The Ancient Tradition of Universal Tolerance
Inner Traditions, Rochester, Vermont, 2005.
Translated from the French by Kenneth Hurry.

In India : A Civilization of Differences Alain Daniélou builds a bold and cogent defense of the Hindu caste system, viewing it not as racist inequality but as a natural ordering of diversity. Instead of being a hierarchy with some who are privileged and others who are despised, it is an organizing principle of a society wherein differences are embraced rather than ignored. Daniélou argues the point that negative stereotypes about the inequality of Indian society were invented by Westerners to justify the goals of colonialism. In classical India, social ethics are based on each individual’s functional role in society. These ethics vary according to caste in order to maximize the individual’s effectiveness in the social context. In the caste system it is up to the individual to achieve perfection in the state to which he or she has been born, since to a certain extent that state also forms part of a person’s nature. All people must accomplish their individual spiritual destinies while as members of a particular social group, ensuring the continuity of the group and collaborating in creating a favourable framework for all human life – thereby fulfilling the group’s collective destiny.
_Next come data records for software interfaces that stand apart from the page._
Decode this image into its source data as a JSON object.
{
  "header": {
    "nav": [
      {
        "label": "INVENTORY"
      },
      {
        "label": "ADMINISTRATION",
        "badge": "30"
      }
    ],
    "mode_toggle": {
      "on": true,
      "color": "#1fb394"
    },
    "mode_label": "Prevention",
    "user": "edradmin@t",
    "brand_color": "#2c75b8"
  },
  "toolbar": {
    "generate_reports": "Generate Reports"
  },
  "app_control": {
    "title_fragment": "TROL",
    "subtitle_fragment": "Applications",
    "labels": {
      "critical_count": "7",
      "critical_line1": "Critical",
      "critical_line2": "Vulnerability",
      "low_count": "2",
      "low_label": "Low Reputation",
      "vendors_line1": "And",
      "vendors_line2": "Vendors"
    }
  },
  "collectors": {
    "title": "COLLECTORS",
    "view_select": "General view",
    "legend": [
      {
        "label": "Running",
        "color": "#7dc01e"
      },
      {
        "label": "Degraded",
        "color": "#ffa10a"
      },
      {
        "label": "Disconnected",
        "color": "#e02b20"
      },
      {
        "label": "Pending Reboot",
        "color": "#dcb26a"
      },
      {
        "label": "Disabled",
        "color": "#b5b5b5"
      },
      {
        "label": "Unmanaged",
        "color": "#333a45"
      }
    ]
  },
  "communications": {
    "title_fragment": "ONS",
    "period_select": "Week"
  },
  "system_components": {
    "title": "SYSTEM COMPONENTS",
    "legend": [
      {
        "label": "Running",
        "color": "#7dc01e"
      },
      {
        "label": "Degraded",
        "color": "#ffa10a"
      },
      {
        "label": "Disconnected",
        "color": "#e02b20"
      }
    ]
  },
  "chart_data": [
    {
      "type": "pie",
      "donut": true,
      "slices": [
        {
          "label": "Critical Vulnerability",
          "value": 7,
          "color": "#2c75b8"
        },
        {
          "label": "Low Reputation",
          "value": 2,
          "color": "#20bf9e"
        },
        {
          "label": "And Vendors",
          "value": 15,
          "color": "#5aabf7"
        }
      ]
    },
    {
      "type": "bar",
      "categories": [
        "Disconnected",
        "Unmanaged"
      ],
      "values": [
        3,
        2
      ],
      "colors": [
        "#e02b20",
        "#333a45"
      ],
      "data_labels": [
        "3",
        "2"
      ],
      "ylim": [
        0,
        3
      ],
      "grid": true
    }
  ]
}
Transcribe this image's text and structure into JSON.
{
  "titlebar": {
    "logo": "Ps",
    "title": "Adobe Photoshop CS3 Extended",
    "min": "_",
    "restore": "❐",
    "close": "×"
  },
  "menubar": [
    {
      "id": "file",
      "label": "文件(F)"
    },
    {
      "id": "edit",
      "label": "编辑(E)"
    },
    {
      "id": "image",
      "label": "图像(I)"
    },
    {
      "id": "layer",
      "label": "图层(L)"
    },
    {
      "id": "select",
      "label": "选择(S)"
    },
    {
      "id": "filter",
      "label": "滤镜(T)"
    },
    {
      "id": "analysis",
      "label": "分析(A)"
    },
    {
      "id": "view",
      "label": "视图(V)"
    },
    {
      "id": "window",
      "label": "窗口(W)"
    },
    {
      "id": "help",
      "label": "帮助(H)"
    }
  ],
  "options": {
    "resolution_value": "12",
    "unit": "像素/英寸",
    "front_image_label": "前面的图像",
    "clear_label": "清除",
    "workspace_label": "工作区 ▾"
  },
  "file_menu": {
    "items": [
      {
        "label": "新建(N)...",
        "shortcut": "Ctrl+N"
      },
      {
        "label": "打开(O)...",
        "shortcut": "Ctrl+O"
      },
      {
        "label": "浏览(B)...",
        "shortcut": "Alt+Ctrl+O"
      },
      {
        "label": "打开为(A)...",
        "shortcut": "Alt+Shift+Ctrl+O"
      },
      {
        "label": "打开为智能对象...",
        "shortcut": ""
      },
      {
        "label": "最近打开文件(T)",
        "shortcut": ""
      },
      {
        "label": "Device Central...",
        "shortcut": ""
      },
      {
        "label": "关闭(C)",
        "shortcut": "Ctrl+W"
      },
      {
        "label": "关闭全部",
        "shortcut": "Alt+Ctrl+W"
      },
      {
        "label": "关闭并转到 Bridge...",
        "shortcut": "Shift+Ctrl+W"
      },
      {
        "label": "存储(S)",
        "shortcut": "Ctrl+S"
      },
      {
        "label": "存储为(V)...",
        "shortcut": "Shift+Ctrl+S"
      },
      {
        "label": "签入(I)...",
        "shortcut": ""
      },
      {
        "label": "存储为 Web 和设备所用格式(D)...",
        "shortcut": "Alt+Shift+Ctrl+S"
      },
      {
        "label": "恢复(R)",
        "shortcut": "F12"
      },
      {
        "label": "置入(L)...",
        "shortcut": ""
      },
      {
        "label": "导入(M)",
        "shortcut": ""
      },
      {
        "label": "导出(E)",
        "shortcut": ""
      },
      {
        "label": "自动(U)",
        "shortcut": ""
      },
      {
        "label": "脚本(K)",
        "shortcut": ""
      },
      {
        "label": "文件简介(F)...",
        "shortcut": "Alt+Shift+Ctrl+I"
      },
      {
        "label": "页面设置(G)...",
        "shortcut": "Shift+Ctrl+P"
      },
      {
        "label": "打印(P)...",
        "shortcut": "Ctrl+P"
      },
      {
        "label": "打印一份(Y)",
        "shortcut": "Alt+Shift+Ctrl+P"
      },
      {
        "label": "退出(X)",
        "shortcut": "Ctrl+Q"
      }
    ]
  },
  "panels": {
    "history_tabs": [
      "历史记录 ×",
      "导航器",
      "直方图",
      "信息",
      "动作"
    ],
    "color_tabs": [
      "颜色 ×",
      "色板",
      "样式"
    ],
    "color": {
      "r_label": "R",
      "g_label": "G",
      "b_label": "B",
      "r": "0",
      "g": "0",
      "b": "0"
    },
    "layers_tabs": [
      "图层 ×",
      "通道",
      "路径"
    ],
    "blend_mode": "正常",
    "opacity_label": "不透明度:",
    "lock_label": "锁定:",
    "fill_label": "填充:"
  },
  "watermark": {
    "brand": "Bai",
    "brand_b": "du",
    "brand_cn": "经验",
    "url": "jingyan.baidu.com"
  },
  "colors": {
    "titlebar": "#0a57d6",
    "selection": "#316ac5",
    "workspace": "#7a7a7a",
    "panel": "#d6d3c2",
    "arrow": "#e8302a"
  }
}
The notion of transmigration provides an equalizing effect on this prescribed system in that today’s prince may be reborn as a woodcutter and the Brahman as a shoemaker. Daniélou thoroughly explores this seldom-heard side of the caste debate and argues effectively in its favor. This rare collection of the late author’s writings contains several never-before-published articles and offers an in-depth look at the structure of Indian society before and after Western colonialism.